Angry residents claim fish have been left for dead after a privately-owned lake in Halifax was drained to make way for a new house.
John Dobson, owner of the lake on Washer Lane in Pye Nest, says he is trying to improve the area for local wildlife after getting planning permission to build a property on the land.
But people living nearby are angry that all the fish in the pond have not been re-homed and say around 15 to 20 fish are still in the lake.
Jackie Sherwood said: “He has planning permission to drain it and build a house but he had to re-home the fish.
“But loads of dead fish have just been left there squirming around in the mud.
“It’s just heartless and cruel. They’ve been laid there for weeks.
“Why would someone leave them to die like that?”
Another local resident, Ian Worth, said: “There is a duck and its babies stuck on an island in the middle of the pond unable to get off because they’re surrounded by mud.
“I’m disgusted they’ve left fish struggling there.”
John Dobson, who has owned the lake for 12 years, said: “In 2008 the dam burst and a huge amount of water flowed down hill.
“The dam was condemned and was deemed not repairable in the economic constraints.
“In 2010 there were still 100 beautiful carp left and we contacted a guy who came and took the carp out.
“The water level carried on dropping to about six or eight inches and there were 10 of those fish left.
“Underneath the water there is a metre of mud and sludge so it wasn’t easy to get them out.
“We need to drain the pond to give the builders access but there is a plan to re-establish three new 100-square metre ponds.
“It’s part of a process trying to make the area a bit better for wildlife.
“We haven’t let those fish die out of negligence, it just wasn’t possible to take them out.”

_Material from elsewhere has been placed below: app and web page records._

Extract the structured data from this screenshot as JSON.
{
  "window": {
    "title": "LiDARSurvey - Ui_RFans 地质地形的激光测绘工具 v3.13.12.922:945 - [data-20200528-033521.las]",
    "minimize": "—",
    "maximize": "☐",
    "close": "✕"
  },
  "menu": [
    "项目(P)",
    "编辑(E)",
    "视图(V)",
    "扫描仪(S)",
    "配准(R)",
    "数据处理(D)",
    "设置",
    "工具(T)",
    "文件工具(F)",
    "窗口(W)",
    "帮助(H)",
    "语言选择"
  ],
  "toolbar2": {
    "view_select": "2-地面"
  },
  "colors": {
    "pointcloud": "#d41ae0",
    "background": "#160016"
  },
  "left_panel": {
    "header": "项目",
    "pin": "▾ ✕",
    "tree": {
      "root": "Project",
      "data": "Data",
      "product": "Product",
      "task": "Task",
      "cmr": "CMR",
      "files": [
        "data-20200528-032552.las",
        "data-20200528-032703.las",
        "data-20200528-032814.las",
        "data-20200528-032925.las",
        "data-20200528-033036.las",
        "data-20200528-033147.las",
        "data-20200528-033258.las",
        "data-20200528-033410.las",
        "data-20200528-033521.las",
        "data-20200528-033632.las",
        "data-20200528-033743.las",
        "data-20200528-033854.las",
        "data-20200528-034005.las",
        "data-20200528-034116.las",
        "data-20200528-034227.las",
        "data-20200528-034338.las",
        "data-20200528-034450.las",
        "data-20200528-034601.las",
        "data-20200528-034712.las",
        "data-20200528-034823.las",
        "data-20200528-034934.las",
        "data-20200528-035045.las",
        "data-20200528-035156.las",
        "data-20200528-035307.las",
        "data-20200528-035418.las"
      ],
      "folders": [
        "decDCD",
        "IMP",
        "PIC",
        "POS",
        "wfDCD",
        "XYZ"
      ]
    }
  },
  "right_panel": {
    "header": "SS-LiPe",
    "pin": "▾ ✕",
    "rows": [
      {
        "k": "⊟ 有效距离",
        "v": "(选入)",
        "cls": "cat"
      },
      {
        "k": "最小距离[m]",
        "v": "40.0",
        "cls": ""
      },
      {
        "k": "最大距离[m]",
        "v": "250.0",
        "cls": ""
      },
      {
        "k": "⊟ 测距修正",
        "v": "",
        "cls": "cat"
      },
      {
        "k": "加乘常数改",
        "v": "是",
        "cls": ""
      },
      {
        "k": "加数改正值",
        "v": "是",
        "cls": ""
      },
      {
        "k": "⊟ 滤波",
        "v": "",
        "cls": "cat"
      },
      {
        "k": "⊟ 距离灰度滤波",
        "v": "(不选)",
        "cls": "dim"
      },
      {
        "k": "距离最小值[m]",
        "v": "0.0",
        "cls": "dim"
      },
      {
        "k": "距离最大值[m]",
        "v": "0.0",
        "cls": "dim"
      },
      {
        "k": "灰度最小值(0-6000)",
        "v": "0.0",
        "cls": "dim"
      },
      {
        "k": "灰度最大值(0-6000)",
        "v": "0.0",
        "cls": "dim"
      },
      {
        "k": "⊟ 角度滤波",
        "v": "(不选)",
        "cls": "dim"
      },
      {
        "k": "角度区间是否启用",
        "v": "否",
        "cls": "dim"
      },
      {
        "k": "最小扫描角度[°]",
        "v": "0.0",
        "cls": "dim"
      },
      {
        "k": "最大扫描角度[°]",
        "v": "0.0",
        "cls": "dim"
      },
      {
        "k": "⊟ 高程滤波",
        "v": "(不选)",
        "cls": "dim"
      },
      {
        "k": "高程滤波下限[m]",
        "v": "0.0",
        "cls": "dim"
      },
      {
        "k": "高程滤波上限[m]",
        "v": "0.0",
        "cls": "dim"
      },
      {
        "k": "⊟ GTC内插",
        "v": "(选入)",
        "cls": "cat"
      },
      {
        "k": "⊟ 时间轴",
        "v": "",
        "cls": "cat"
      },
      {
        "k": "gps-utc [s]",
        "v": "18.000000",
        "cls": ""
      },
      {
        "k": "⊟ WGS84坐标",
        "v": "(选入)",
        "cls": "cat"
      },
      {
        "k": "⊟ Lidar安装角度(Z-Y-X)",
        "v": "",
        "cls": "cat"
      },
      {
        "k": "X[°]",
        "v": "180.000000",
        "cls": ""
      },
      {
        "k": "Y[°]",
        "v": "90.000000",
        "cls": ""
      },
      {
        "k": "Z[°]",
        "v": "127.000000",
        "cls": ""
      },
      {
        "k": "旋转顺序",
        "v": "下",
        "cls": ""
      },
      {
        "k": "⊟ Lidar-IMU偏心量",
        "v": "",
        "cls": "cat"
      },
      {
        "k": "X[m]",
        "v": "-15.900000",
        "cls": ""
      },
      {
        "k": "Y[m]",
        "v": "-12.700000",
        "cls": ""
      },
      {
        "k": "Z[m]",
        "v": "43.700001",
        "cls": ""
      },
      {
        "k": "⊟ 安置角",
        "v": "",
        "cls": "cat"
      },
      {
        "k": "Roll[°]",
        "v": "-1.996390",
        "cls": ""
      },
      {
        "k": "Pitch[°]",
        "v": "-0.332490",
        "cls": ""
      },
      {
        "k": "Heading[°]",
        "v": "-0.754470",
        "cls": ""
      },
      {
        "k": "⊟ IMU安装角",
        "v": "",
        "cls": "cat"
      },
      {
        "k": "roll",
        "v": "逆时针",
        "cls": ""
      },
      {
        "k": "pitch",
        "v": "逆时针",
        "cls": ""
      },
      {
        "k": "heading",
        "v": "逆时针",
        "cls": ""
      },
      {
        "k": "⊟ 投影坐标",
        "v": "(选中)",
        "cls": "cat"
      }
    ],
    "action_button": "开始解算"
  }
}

Calderdale Council’s Head of Planning and Highways, Geoff Willerton said: “At one stage the pond was an important habitat for amphibian populations, however this is no longer the case. The proposal was accepted on the basis of the creation of new ponds and future habitat management.
“There was no requirement to relocate the fish. While a condition of the planning permission related to the relocation and safeguarding of amphibian populations, the draining of the pond does not require planning permission.”